Paul McCartney, "New"

Over the past couple of decades while his detractors have been dismissing McCartney as the "Silly Love Songs" peddler of sappy pop, the ex-Beatle has been building up a terrific "oeuvre" of late-career polished gemstones. Arguably beginning with Flowers in the Dirt in 1989 and certainly since 1997's Flaming Pie, McCartney has made a series of albums that would be considered the envy of most artists if not for the sheer historic weight of Paul's back catalogue.

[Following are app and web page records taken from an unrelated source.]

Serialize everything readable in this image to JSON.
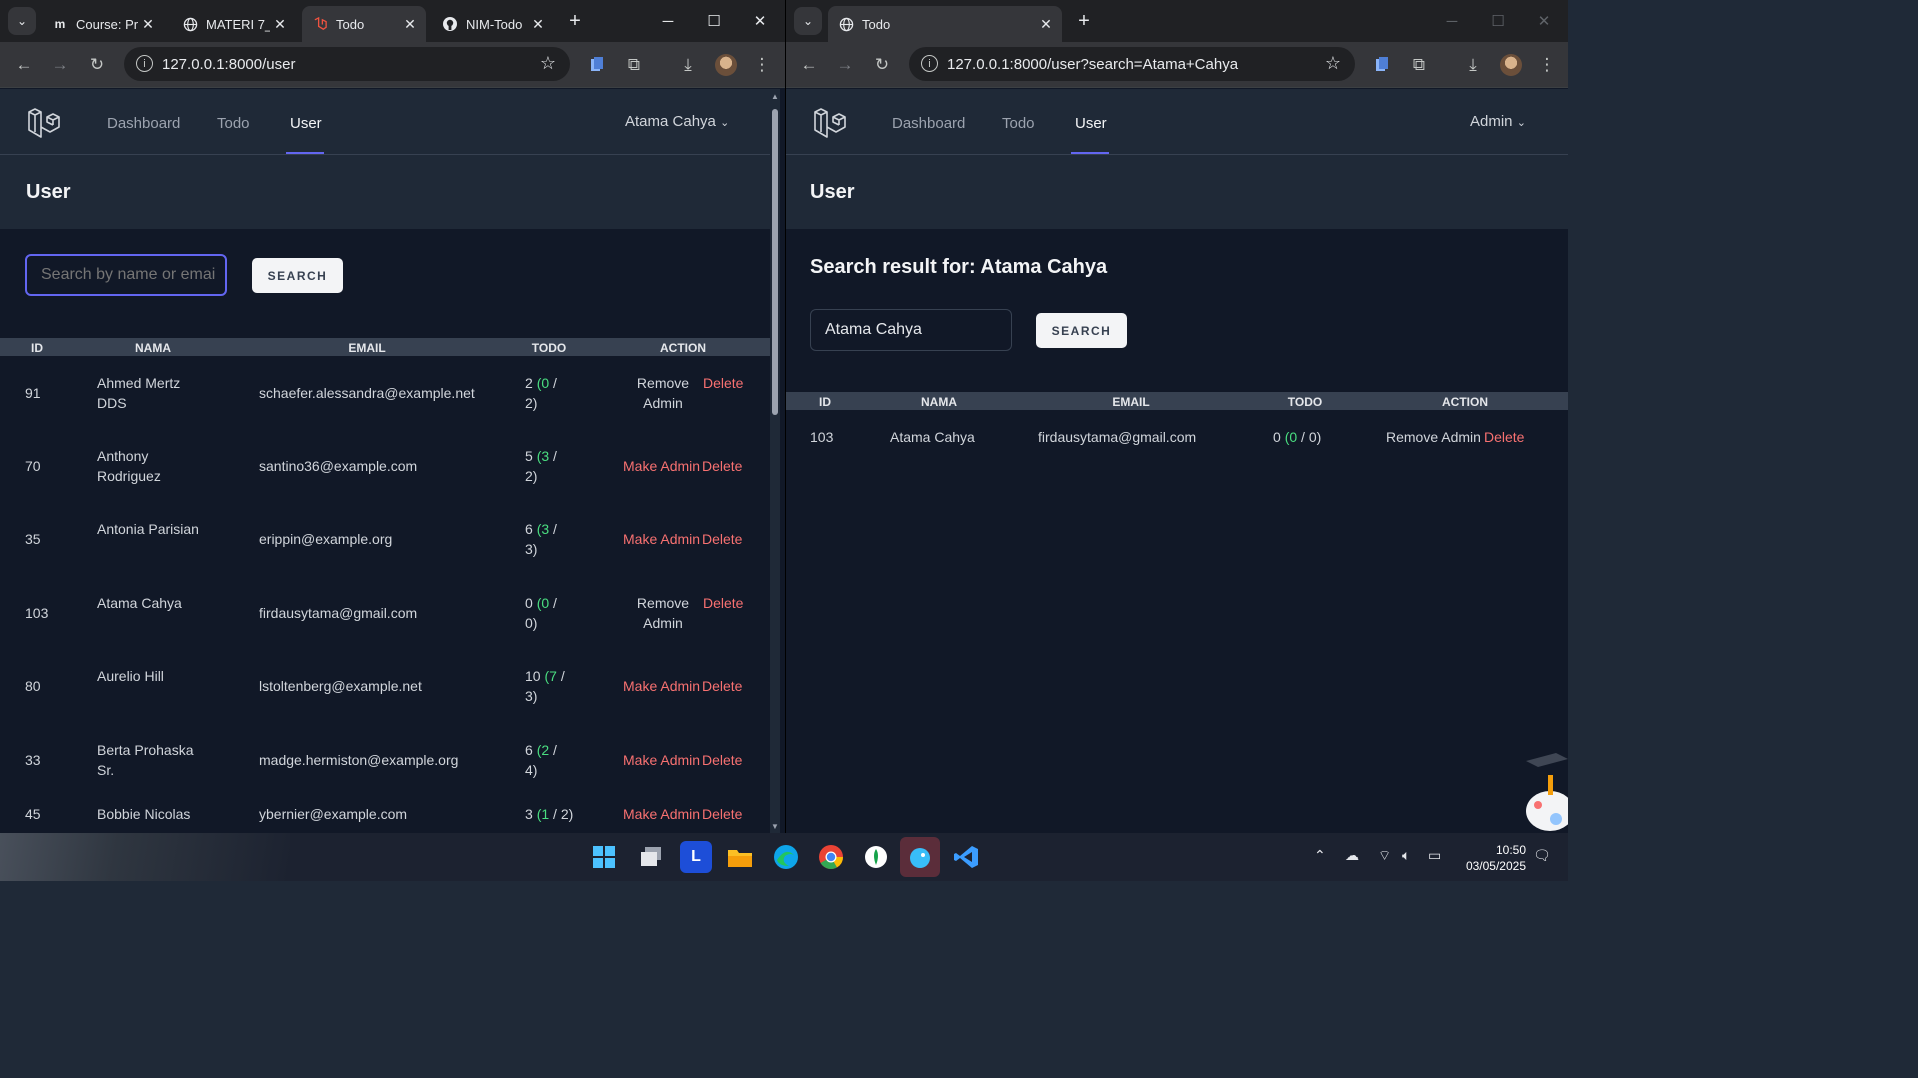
{
  "left_window": {
    "tabs": [
      {
        "title": "Course: Pr",
        "icon": "moodle-icon"
      },
      {
        "title": "MATERI 7_",
        "icon": "globe-icon"
      },
      {
        "title": "Todo",
        "icon": "laravel-icon"
      },
      {
        "title": "NIM-Todo",
        "icon": "github-icon"
      }
    ],
    "url": "127.0.0.1:8000/user",
    "nav": {
      "links": [
        "Dashboard",
        "Todo",
        "User"
      ],
      "user": "Atama Cahya"
    },
    "page_title": "User",
    "search": {
      "placeholder": "Search by name or emai",
      "button": "SEARCH"
    },
    "table": {
      "headers": [
        "ID",
        "NAMA",
        "EMAIL",
        "TODO",
        "ACTION"
      ],
      "rows": [
        {
          "id": "91",
          "name": "Ahmed Mertz DDS",
          "email": "schaefer.alessandra@example.net",
          "todo_total": "2",
          "todo_done": "0",
          "todo_pending": "2",
          "action": "Remove Admin",
          "delete": "Delete"
        },
        {
          "id": "70",
          "name": "Anthony Rodriguez",
          "email": "santino36@example.com",
          "todo_total": "5",
          "todo_done": "3",
          "todo_pending": "2",
          "action": "Make Admin",
          "delete": "Delete"
        },
        {
          "id": "35",
          "name": "Antonia Parisian",
          "email": "erippin@example.org",
          "todo_total": "6",
          "todo_done": "3",
          "todo_pending": "3",
          "action": "Make Admin",
          "delete": "Delete"
        },
        {
          "id": "103",
          "name": "Atama Cahya",
          "email": "firdausytama@gmail.com",
          "todo_total": "0",
          "todo_done": "0",
          "todo_pending": "0",
          "action": "Remove Admin",
          "delete": "Delete"
        },
        {
          "id": "80",
          "name": "Aurelio Hill",
          "email": "lstoltenberg@example.net",
          "todo_total": "10",
          "todo_done": "7",
          "todo_pending": "3",
          "action": "Make Admin",
          "delete": "Delete"
        },
        {
          "id": "33",
          "name": "Berta Prohaska Sr.",
          "email": "madge.hermiston@example.org",
          "todo_total": "6",
          "todo_done": "2",
          "todo_pending": "4",
          "action": "Make Admin",
          "delete": "Delete"
        },
        {
          "id": "45",
          "name": "Bobbie Nicolas",
          "email": "ybernier@example.com",
          "todo_total": "3",
          "todo_done": "1",
          "todo_pending": "2",
          "action": "Make Admin",
          "delete": "Delete"
        }
      ]
    }
  },
  "right_window": {
    "tabs": [
      {
        "title": "Todo",
        "icon": "globe-icon"
      }
    ],
    "url": "127.0.0.1:8000/user?search=Atama+Cahya",
    "nav": {
      "links": [
        "Dashboard",
        "Todo",
        "User"
      ],
      "user": "Admin"
    },
    "page_title": "User",
    "result_heading": "Search result for: Atama Cahya",
    "search": {
      "value": "Atama Cahya",
      "button": "SEARCH"
    },
    "table": {
      "headers": [
        "ID",
        "NAMA",
        "EMAIL",
        "TODO",
        "ACTION"
      ],
      "rows": [
        {
          "id": "103",
          "name": "Atama Cahya",
          "email": "firdausytama@gmail.com",
          "todo_total": "0",
          "todo_done": "0",
          "todo_pending": "0",
          "action": "Remove Admin",
          "delete": "Delete"
        }
      ]
    }
  },
  "taskbar": {
    "time": "10:50",
    "date": "03/05/2025"
  },
  "colors": {
    "accent": "#6366f1",
    "danger": "#f87171",
    "success": "#4ade80",
    "bg": "#111827",
    "panel": "#1f2937"
  }
}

On New, McCartney seems to be making one final attempt at swinging for the fences and knocking one out of the park commercially and not just creatively. He teamed up with four producers with recent notable success stories solid track records, particularly Paul Epworth (the Grammy-winning producer of Adele's recent work) and Mark Ronson (who helped shepherd Amy Winehouse to mainstream success). Also behind the glass as producer were Giles Martin (son of Beatles collaborator George Martin) and the recently ubiquitous Ethan Johns.

Interestingly, it's not the son of The Beatles' producer who guided McCartney through some of his most Fab Four-like tracks on New. The title cut, with its distinctive mid-period Beatles sound, was produced by Ronson, as was the White Album-styled "Alligator." And the song "Early Days," in which McCartney harks back to his formative years as and before The Beatles ("I live through those early days/So many times I had to change the pain to laughter/Just to keep from getting crazy"), was a collaboration with Johns.

But although his choice of producers would lead one to think McCartney badly wants further pop success, New has more subtlety and onion layers than pop sheen. His last rock record, 2007's Memory Almost Full, had more typically McCartneyesque hooks than New. His latest album is full of tension between reminders of the past and the hope and fears involved in his latest marriage (to his third wife, Nancy Shevell). It's a rewarding listen, but New takes repeated engagement before one can fully appreciate the well-crafted songs.

(Mike Sauter, Midday Mix)